## Problem statement
In the records below, find every line with the word "heading" and copy it.

------------------------------------

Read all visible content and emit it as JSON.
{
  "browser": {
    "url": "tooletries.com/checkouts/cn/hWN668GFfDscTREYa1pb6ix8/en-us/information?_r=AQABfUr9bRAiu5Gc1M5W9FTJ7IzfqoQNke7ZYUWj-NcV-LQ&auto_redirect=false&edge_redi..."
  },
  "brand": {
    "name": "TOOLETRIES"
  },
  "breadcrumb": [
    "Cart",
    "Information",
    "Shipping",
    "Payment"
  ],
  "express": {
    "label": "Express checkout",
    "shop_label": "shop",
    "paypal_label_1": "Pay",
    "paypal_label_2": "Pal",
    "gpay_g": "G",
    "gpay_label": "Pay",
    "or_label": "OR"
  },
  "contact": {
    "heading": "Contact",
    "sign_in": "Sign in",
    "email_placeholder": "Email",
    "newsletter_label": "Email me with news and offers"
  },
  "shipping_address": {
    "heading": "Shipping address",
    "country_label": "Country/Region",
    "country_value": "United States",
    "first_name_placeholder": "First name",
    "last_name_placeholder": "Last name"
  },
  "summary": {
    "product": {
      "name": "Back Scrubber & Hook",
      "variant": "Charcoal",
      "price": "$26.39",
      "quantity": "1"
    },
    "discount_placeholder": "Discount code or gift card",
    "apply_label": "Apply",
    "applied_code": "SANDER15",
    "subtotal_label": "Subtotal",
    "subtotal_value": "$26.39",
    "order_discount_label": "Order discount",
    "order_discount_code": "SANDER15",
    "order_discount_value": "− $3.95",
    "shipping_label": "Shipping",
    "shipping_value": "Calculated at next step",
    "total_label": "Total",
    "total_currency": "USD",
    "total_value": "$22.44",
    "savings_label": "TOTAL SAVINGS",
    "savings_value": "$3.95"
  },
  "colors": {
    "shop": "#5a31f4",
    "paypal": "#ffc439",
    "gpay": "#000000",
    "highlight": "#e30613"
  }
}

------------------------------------

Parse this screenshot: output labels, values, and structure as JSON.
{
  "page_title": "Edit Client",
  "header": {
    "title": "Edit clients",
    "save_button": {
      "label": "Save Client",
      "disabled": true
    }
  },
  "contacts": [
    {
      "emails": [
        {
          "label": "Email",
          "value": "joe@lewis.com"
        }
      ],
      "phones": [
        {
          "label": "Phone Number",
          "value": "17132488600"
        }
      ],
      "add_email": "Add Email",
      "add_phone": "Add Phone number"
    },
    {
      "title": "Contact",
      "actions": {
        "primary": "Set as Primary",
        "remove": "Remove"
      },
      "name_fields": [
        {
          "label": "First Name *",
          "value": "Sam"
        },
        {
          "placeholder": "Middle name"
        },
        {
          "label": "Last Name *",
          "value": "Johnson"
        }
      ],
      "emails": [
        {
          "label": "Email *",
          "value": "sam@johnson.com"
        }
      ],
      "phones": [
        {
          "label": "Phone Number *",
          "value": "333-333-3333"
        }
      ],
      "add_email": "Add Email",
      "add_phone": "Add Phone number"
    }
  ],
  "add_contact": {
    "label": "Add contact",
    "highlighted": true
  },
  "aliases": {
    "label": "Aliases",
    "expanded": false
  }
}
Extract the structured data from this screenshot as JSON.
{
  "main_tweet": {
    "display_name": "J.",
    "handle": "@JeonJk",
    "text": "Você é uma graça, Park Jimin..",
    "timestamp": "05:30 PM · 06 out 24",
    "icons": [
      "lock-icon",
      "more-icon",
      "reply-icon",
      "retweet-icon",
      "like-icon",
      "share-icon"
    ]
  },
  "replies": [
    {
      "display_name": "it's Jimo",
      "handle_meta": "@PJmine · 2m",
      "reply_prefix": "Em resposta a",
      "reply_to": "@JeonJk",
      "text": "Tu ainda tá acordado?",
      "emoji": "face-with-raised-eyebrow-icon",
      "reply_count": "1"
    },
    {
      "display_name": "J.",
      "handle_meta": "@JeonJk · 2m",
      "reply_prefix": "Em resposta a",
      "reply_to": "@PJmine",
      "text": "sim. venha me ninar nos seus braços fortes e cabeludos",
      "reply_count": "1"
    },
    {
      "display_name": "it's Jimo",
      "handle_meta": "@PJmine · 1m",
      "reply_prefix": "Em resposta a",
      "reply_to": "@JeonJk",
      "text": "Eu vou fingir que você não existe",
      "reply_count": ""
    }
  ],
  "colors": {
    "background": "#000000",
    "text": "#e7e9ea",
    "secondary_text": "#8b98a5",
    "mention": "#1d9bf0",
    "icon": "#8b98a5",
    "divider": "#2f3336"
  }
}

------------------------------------

## Response area
    "heading": "Contact",
    "heading": "Shipping address",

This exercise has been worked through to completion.